Said Head Coach Loa Milford, “The penalties and the set-piece absolutely killed us today. ASU exercised discipline and executed on specific phases of the game where they overmatched us. In open play, we defended very well…made our tackles…but they kept grinding out penalties, kicked-to-touch, and mauling over for multiple scores. We simply didn’t have the answers there.”
In the 45th minute from a USC lineout at midfield, ASU failed to match numbers. From the free kick, Trojans flanker Michael Cesar broke through the line before getting tackled at the 22. The forward pack continued to gain ground through a series of pick-and-drives. Having sucked the defense in toward the tackle area, scrumhalf Scassaletti dished to Bushell, who found outside Center Dimitry Veremeenko running a cutback line. Veremeenko was nearly away if not for an ankle tackle. The forwards went back to work, keeping the ball in tight; once again sucking in defenders. From 5-meters out, Scassaletti popped to Bushell, who crashed over for the try. The USC flyhalf converted again, bringing the Trojans to within striking distance at 19-27.
But that is as close as affairs would get. In the 57th minute, Veremeenko received a yellow card for a high tackle. From the penalty and line-out, the Sun Devils mauled over the line. 19-32 ASU.
On the next kick-off, replacement lock Bryant Young received a yellow card for taking the opposing player out in the air. Now down to 13-men, the Trojans proved powerless to hold the Sun Devils out as Jester notched his second and reserve flanker Oscar OckoMichalak got his first. ASU completed their try-fest when reserve prop Colin Clancy dove over on a driving maul. USC salvaged a last-minute try that culminated in 8-man Luc Desroches dragging a defender over the line for a score. 24-47 Final to ASU.
In summarizing the game, Milford said, “Coming out of the UofA match, we worked on the weaknesses the Wildcats exposed and certainly improved in those areas.
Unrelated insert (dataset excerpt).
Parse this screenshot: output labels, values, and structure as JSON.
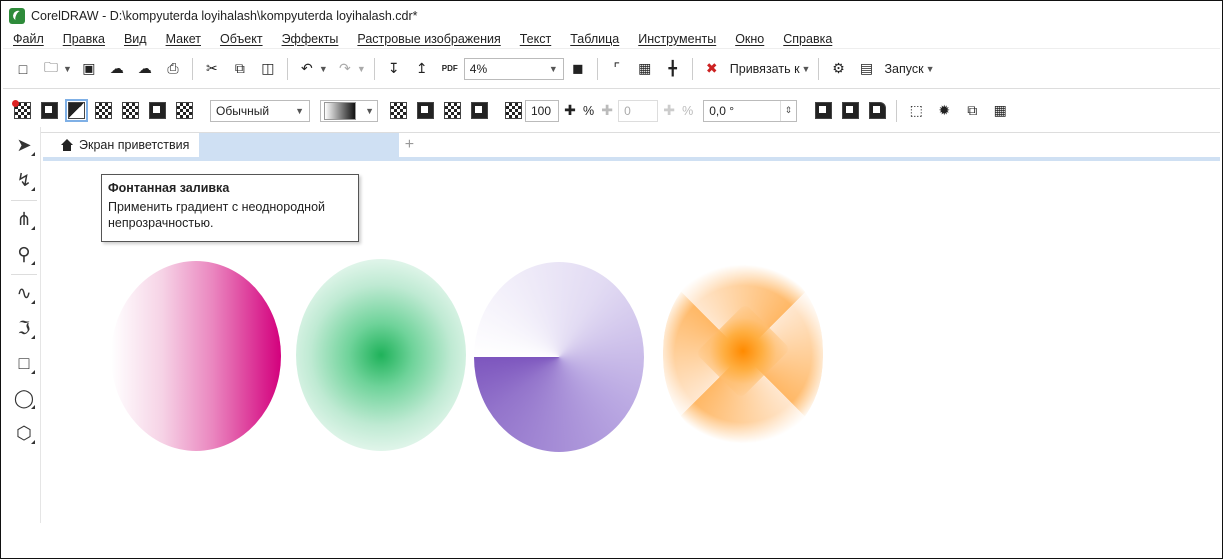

However, this ASU match revealed an entirely different set of vulnerabilities that we will address this week and moving forward. As Dominic (Riebli – Director of Rugby) has said from the beginning, each game represents a benchmark for our development. We improved week-over-week but still came away with the same result. However, I don’t think the final score line reflected the entirety of the effort. If I have my data correct, ASU scored 32 points while playing with a one- or two- man advantage. We just killed ourselves with the penalties. Our sinbins were a function of our match fitness and the result of the pressure that the Sun Devils put us under. We’ve simply got to do better.
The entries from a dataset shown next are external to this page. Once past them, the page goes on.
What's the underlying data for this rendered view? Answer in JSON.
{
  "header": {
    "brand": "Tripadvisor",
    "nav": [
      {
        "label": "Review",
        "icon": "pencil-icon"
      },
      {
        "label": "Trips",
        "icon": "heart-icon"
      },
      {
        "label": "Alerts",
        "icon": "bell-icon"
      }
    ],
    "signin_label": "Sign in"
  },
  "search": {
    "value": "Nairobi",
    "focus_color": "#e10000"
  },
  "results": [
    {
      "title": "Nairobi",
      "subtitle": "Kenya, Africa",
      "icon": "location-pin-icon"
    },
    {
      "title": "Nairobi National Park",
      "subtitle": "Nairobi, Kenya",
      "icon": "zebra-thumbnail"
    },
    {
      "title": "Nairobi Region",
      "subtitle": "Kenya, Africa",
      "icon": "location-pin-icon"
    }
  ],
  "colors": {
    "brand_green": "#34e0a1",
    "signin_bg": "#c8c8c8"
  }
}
“This move to PAC Rugby continues to serve as a reminder of just how far we have to go as a program. In relation to last year (playing D1-AA), the precision of execution has increased ten-fold. We obviously expected the massive jump in competition; it really shows the difference not just in terms of overall athleticism, but also the advantages of playing in a varsity-type environment. These programs that we compete against all train most days per week. For us…we’re just transitioning to that model and learning how to make it work for the student-athlete. The growing pains are certainly there but we’re exceptionally grateful to experience them.”
The Trojans will play their first local contest this weekend, serving as the opening match for the UCLA/Utah game. USC kicks-off at 11am this Saturday against University of Utah’s JV squad in Westwood at UCLA’s North Athletic Field.
You can find the official D1A rugby release here